In my previous post I posed the question of what defines one as a Christian. Here I suggest one possible answer (amongst many), but raise another question…

Taking a passage of scripture to illustrate what I mean:

“I am the true vine, and my Father is the gardener. He cuts off every branch in me that bears no fruit, while every branch that does bear fruit he prunes so that it will be even more fruitful. You are already clean because of the word I have spoken to you. Remain in me, as I also remain in you. No branch can bear fruit by itself; it must remain in the vine. Neither can you bear fruit unless you remain in me.

“I am the vine; you are the branches. If you remain in me and I in you, you will bear much fruit; apart from me you can do nothing. If you do not remain in me, you are like a branch that is thrown away and withers; such branches are picked up, thrown into the fire and burned.
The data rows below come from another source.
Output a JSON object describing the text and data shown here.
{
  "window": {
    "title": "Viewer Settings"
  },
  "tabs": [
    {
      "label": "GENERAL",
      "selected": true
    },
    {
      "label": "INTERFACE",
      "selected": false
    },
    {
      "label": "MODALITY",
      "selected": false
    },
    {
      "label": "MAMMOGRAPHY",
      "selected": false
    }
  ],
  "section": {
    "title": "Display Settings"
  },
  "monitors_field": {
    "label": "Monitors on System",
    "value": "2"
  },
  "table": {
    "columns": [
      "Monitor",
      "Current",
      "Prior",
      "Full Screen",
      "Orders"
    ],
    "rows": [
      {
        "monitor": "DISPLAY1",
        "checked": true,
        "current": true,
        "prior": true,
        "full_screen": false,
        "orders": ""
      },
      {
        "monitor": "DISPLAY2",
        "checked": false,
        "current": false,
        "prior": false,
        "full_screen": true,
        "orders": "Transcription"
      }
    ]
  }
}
If you remain in me and my words remain in you, ask whatever you wish, and it will be done for you. This is to my Father’s glory, that you bear much fruit, showing yourselves to be my disciples.
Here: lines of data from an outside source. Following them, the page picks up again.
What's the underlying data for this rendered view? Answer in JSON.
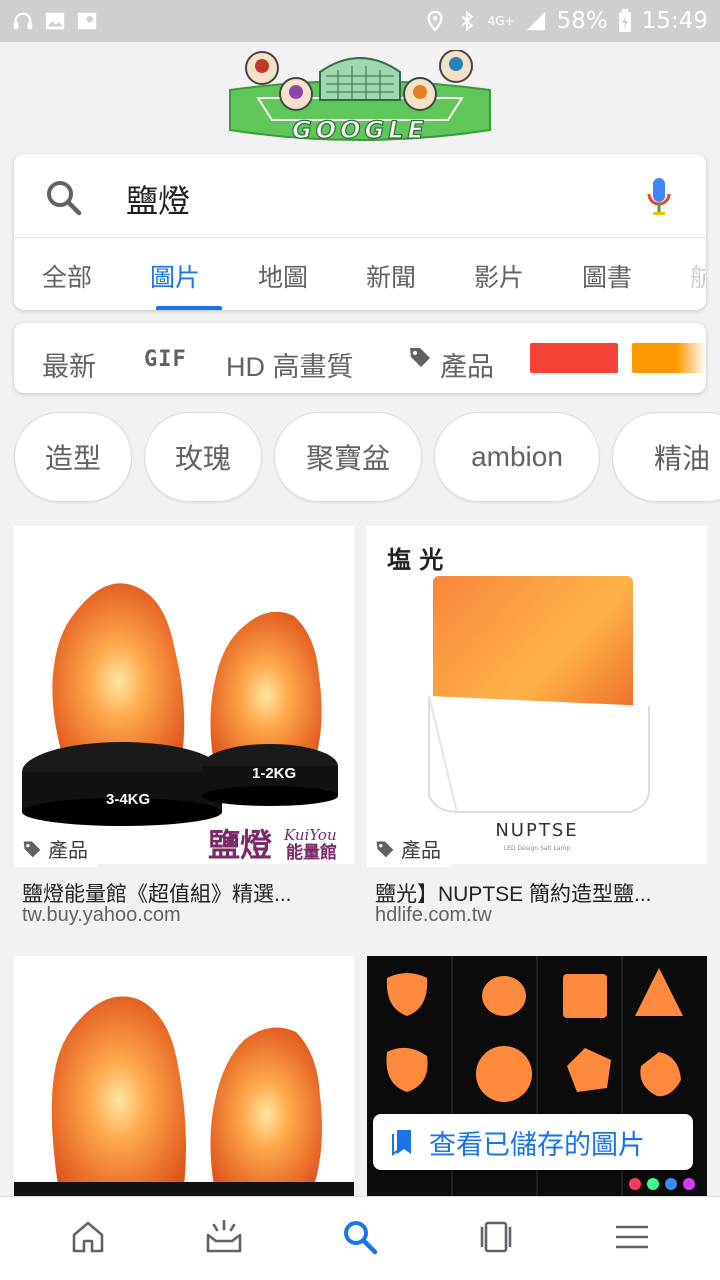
{
  "status_bar": {
    "battery": "58%",
    "time": "15:49",
    "network": "4G+"
  },
  "doodle": {
    "text": "GOOGLE"
  },
  "search": {
    "query": "鹽燈",
    "icons": {
      "search": "search-icon",
      "mic": "mic-icon"
    }
  },
  "tabs": [
    {
      "label": "全部",
      "active": false
    },
    {
      "label": "圖片",
      "active": true
    },
    {
      "label": "地圖",
      "active": false
    },
    {
      "label": "新聞",
      "active": false
    },
    {
      "label": "影片",
      "active": false
    },
    {
      "label": "圖書",
      "active": false
    },
    {
      "label": "航",
      "active": false
    }
  ],
  "filters": {
    "latest": "最新",
    "gif": "GIF",
    "hd": "HD 高畫質",
    "products": "產品",
    "color_swatches": [
      "#f44336",
      "#ff9800"
    ]
  },
  "chips": [
    "造型",
    "玫瑰",
    "聚寶盆",
    "ambion",
    "精油"
  ],
  "results": [
    {
      "badge": "產品",
      "title": "鹽燈能量館《超值組》精選...",
      "site": "tw.buy.yahoo.com",
      "image_text": {
        "big": "3-4KG",
        "small": "1-2KG",
        "brand_cn": "鹽燈",
        "brand_en": "KuiYou",
        "brand_sub": "能量館"
      }
    },
    {
      "badge": "產品",
      "title": "鹽光】NUPTSE 簡約造型鹽...",
      "site": "hdlife.com.tw",
      "image_text": {
        "logo": "塩 光",
        "brand": "NUPTSE",
        "sub": "LED Design Salt Lamp"
      }
    }
  ],
  "saved_button": {
    "label": "查看已儲存的圖片"
  },
  "bottom_nav": [
    "home-icon",
    "updates-icon",
    "search-icon",
    "tabs-icon",
    "menu-icon"
  ],
  "colors": {
    "accent": "#1a73e8",
    "lamp_orange": "#f07a2e"
  }
}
I am not a Christian

I am not a Christian. But then, according to some, well-meaning, God-fearing, folk, neither is the Pope; so I reckon I am in pretty good company.

A very long time ago, as a teenager, I was beginning my scientific education. As far as I was concerned at the time, the visible, measurable, world was all that existed. I read Nietzsche, Sartre, and other existentialist philosophers, and would have considered myself, if you'd asked me, to be an existential nihilist. We, the inhabitants of this planet, were alone in the cold, dark, unthinkingly pitiless, universe. Life seemed terribly pointless, and yet, I think there was always that sneaking suspicion, lurking somewhere in the back of my mind that that couldn't be the whole story - could it? Surely there had to be meaning somewhere?
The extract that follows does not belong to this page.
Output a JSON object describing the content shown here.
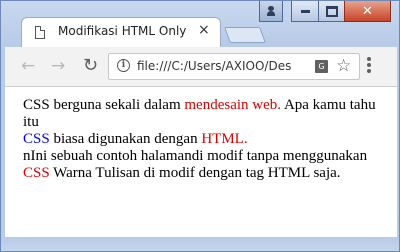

The story of my conversion to Christianity can be found here and here - so there's no need for me to repeat it.

When I became a Christian, the church I joined was terribly strict in many ways - positively pharisaical in outlook (many things were, in effect, banned - 'Christians don't do…') - but the people were happy and clearly loved and cared deeply about God, each other and 'the lost' - which included, basically, everyone else.

Works in Progress

I haven't posted to this blog in quite some time. I haven't given up but, for a variety of reasons, I have been struggling to produce posts which are 'finished' - I have ideas, and thoughts, which seem inspired, but which, once I start to write, seem to lead nowhere - either that or my brain descends into a fog and I can't seem to find my way to the conclusion.

I think I have decided that I am going to write anyway, and let my readers draw their own conclusions, or 'fill in the blanks' by commenting. Having said that though, I do reserve the right to edit or delete any comments which I don't like (with or without giving a justification for my changes) - this is my little corner of the internet, after all, and it should, largely, reflect what I want it to!

Why carry on when I have nothing (finished) to say? Well, partly because I think the beginnings of the thoughts are interesting in themselves (you are free to disagree); some of them are questions with no easy answers; some are simply 'works in progress' where I have very little idea what my final conclusion might be, if I ever reach it. But it's all stuff that I need to 'clear out of my mind', and set down 'in print', so that I can, I hope, think more clearly.

Copyright Phil Hendry, 2022